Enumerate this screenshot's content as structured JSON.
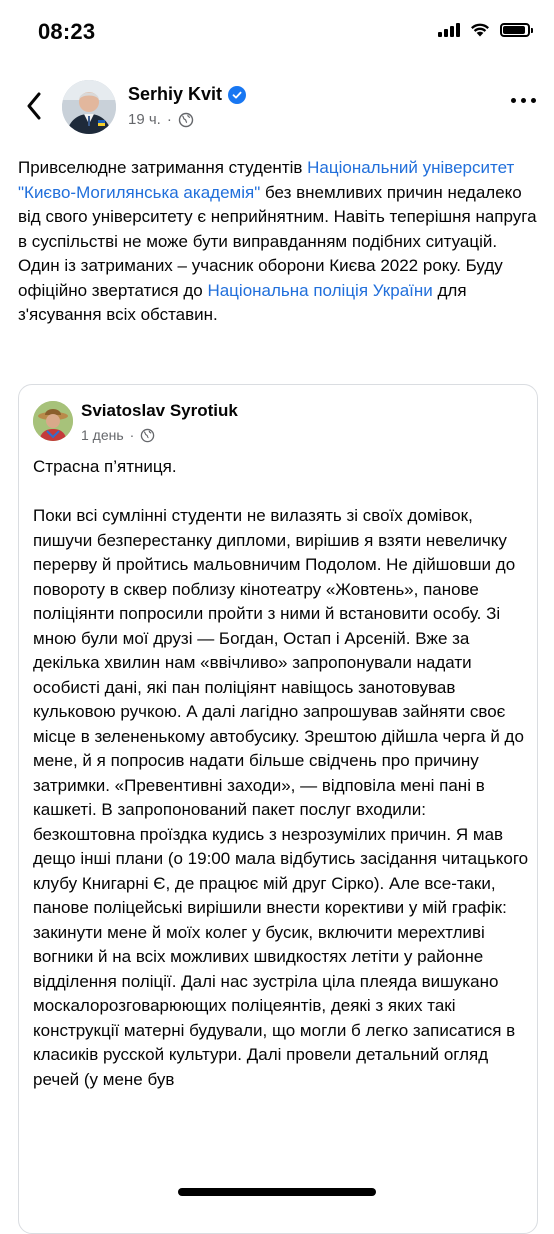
{
  "status_bar": {
    "time": "08:23",
    "battery_level": 0.92,
    "icons": [
      "cellular-signal-icon",
      "wifi-icon",
      "battery-icon"
    ]
  },
  "post": {
    "author": "Serhiy Kvit",
    "verified": true,
    "time": "19 ч.",
    "privacy_icon": "globe-icon",
    "text_parts": [
      {
        "text": "Привселюдне затримання студентів ",
        "link": false
      },
      {
        "text": "Національний університет \"Києво-Могилянська академія\"",
        "link": true
      },
      {
        "text": " без внемливих причин недалеко від свого університету є неприйнятним. Навіть теперішня напруга в суспільстві не може бути виправданням подібних ситуацій. Один із затриманих – учасник оборони Києва 2022 року. Буду офіційно звертатися до ",
        "link": false
      },
      {
        "text": "Національна поліція України",
        "link": true
      },
      {
        "text": " для з'ясування всіх обставин.",
        "link": false
      }
    ]
  },
  "shared_post": {
    "author": "Sviatoslav Syrotiuk",
    "time": "1 день",
    "privacy_icon": "globe-icon",
    "paragraphs": [
      "Страсна п’ятниця.",
      "Поки всі сумлінні студенти не вилазять зі своїх домівок, пишучи безперестанку дипломи, вирішив я взяти невеличку перерву й пройтись мальовничим Подолом. Не дійшовши до повороту в сквер поблизу кінотеатру «Жовтень», панове поліціянти попросили пройти з ними й встановити особу. Зі мною були мої друзі — Богдан, Остап і Арсеній. Вже за декілька хвилин нам «ввічливо» запропонували надати особисті дані, які пан поліціянт навіщось занотовував кульковою ручкою. А далі лагідно запрошував зайняти своє місце в зелененькому автобусику. Зрештою дійшла черга й до мене, й я попросив надати більше свідчень про причину затримки. «Превентивні заходи», — відповіла мені пані в кашкеті. В запропонований пакет послуг входили: безкоштовна проїздка кудись з незрозумілих причин. Я мав дещо інші плани (о 19:00 мала відбутись засідання читацького клубу Книгарні Є, де працює мій друг Сірко). Але все-таки, панове поліцейські вирішили внести корективи у мій графік: закинути мене й моїх колег у бусик, включити мерехтливі вогники й на всіх можливих швидкостях летіти у районне відділення поліції. Далі нас зустріла ціла плеяда вишукано москалорозговарюющих поліцеянтів, деякі з яких такі конструкції матерні будували, що могли б легко записатися в класиків русской культури. Далі провели детальний огляд речей (у мене був"
    ]
  }
}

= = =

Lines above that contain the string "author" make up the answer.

### Output for this task
    "author": "Serhiy Kvit",
    "author": "Sviatoslav Syrotiuk",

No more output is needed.